His art was featured at 180 exhibitions, and may be found in 77 museums and private collections. Awards include a doctorate honoris causa from Case Western Reserve University. The year 2013-2014 is dedicated to Stanczak celebrations by the Akron Museum of Art in Cleveland, the Museum of Art, the Cleveland Institute of Art, and the Kelvin Smith Library of Case Western Reserve University.

Mirrored by Julian Stanczak (1971)

For further details see: Stanczak’s art in his own words:

 “My primary interest is color—the energy of the different wavelengths of light and their juxtapositions. The primary drive of colors is to give birth to light. But light always changes; it is evasive. I use the energy of this flux because it offers me great plasticity of action on the canvas. To capture the metamorphoses—the continuous changing of form and circumstance—is the eternal challenge and, when achieved, it offers a sense of totality, order, and repose. Color is abstract, universal—yet personal and private in experience.”

   Floating Green by Julian Stanczak, 1974-75, 28x28

       “I try to melt geometry down and make it sing.”  “In the beginning, geometry seemed brutal to me. When I first used it, it was as if I was removing personal responses and emotion, and I missed the connection to Nature and to life… Gradually I found that in a clear and clean environment, I could give my colors the emotive element without direct references to Nature… Yet even in my current work, I am still torn between emotion and Nature—fluency and geometry. When people ask me, ‘What are you painting?’ I might say, ‘Sunsets!’ … “I do not believe that one finds art in the object, but that one finds art within oneself by being confronted with an object of motivation. I do not cater to any public wish. Yet, we create for others, not for ourselves, because we want to share the experience of life!”

"Proportional Mixing," 2011, acrylic on board,
 30 panels of 16x16 inches each (84x101 inches overall)

Julian Stanczak gave PAHA permission to use his modern, elegant paintings in PAHA’s PR materials, such as the postcard about our journal, the Polish American Studies  and a tri-fold flyer about PAHA's goals, and projects. We are truly grateful for this generosity of an extraordinary artist. Below are two panels used in PAHA's material with permission of the artist.
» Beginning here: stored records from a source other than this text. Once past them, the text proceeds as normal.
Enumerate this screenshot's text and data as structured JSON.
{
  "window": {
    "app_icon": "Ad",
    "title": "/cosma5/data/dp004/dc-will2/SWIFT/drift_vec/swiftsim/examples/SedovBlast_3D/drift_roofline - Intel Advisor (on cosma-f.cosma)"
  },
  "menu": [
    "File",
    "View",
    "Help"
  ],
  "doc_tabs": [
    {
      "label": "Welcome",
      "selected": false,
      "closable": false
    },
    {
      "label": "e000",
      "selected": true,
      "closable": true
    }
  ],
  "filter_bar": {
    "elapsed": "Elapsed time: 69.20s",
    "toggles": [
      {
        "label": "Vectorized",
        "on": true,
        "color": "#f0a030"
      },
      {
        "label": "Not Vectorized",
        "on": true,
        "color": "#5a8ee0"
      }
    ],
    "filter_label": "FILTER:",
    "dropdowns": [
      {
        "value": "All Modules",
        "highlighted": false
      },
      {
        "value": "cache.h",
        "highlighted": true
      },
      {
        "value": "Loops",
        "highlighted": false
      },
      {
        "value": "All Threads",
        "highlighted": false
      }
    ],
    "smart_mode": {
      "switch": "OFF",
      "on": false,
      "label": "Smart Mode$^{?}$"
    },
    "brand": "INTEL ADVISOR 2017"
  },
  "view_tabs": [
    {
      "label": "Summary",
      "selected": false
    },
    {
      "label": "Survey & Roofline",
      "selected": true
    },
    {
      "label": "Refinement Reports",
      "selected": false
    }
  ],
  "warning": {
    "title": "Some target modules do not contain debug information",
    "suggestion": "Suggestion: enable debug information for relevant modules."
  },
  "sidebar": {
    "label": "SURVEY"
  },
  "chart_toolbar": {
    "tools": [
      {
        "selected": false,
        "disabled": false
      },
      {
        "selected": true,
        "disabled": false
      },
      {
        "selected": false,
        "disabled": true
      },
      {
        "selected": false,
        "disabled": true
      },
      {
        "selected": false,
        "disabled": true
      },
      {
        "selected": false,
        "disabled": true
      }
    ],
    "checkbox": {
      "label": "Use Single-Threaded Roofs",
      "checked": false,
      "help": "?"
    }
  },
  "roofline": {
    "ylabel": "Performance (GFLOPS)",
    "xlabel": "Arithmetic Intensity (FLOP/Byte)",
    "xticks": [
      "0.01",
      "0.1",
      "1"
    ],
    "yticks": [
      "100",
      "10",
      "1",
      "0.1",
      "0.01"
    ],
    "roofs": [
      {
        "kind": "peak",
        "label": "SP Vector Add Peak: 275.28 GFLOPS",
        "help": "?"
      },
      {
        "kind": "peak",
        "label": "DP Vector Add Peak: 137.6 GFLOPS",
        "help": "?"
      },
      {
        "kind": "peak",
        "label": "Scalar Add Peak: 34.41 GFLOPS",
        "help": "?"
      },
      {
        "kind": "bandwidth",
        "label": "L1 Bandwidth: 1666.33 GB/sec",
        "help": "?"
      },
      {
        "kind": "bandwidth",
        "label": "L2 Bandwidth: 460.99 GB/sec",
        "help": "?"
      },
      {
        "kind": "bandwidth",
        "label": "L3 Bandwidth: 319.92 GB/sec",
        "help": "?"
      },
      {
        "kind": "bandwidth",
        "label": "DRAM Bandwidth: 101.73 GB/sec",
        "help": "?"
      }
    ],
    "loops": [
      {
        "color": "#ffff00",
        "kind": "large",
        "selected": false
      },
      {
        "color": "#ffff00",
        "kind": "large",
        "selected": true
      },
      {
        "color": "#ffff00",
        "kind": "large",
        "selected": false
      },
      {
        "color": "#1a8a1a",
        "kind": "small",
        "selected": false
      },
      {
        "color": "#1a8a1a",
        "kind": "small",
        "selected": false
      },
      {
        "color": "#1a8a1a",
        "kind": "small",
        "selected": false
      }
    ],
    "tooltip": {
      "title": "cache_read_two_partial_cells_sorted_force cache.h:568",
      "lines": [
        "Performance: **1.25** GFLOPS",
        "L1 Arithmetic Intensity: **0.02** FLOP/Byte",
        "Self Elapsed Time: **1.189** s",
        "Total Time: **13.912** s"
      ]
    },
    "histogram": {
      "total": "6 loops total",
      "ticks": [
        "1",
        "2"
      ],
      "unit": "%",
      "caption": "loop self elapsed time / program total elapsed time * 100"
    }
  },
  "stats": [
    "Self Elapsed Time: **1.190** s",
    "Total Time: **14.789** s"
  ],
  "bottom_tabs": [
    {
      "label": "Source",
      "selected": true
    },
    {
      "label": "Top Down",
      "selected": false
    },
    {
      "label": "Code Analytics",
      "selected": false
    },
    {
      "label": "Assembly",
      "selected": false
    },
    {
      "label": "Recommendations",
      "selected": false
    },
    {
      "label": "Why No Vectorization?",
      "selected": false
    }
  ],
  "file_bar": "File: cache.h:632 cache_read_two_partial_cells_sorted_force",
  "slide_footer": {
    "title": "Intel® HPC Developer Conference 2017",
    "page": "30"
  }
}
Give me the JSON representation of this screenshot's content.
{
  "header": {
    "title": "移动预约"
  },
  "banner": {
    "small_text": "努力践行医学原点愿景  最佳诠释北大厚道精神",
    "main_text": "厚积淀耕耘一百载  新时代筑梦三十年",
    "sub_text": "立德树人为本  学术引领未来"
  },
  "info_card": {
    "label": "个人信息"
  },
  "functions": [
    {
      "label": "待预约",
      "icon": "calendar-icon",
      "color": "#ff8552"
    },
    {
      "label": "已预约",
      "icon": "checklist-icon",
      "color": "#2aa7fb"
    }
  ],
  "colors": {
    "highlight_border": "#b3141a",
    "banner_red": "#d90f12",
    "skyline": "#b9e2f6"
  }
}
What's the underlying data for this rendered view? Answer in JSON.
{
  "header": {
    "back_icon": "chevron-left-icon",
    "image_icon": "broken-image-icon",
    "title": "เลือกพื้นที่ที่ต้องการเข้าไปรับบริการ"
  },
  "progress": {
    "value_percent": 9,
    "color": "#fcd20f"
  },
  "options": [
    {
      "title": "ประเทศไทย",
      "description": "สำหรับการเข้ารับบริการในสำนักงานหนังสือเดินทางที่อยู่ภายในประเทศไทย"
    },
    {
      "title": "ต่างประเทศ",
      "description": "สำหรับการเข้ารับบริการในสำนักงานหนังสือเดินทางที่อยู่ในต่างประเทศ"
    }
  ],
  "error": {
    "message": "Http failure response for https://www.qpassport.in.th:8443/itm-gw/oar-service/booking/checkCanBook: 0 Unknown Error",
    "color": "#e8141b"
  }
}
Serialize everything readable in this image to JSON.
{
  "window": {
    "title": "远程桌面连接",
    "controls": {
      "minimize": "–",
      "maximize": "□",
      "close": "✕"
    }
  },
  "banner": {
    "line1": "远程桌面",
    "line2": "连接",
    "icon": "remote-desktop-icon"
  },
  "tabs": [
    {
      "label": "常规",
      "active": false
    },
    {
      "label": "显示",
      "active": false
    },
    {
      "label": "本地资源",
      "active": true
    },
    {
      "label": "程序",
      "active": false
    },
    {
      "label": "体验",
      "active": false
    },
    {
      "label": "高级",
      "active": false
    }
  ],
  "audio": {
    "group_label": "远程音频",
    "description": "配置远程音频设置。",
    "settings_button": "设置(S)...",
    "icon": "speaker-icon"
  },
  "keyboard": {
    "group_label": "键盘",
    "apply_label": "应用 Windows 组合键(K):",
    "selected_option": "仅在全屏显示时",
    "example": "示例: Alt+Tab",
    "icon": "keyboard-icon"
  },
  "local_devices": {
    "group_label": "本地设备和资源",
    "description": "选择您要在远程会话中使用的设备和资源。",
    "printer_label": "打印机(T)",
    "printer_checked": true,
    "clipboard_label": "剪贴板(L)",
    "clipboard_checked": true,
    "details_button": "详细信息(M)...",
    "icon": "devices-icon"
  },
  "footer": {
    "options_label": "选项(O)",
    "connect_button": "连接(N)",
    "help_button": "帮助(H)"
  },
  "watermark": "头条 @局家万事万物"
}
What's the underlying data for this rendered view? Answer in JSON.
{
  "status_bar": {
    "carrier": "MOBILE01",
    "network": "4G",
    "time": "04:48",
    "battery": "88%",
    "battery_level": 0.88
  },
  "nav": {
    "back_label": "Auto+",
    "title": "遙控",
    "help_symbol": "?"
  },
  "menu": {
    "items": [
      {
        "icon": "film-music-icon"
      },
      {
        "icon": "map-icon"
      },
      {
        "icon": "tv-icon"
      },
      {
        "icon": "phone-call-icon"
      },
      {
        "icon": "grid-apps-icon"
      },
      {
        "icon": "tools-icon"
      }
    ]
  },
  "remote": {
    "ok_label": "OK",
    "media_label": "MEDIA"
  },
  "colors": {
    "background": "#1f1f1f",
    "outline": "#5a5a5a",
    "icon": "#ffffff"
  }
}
Structural Cadmium Red and Structural Cobalt by Julian Stanczak, 2012, 24x24.

Article by Maja Trochimczyk, reprinted from the PAHA Newsletter, vol. 71 no. 1, Spring 2014.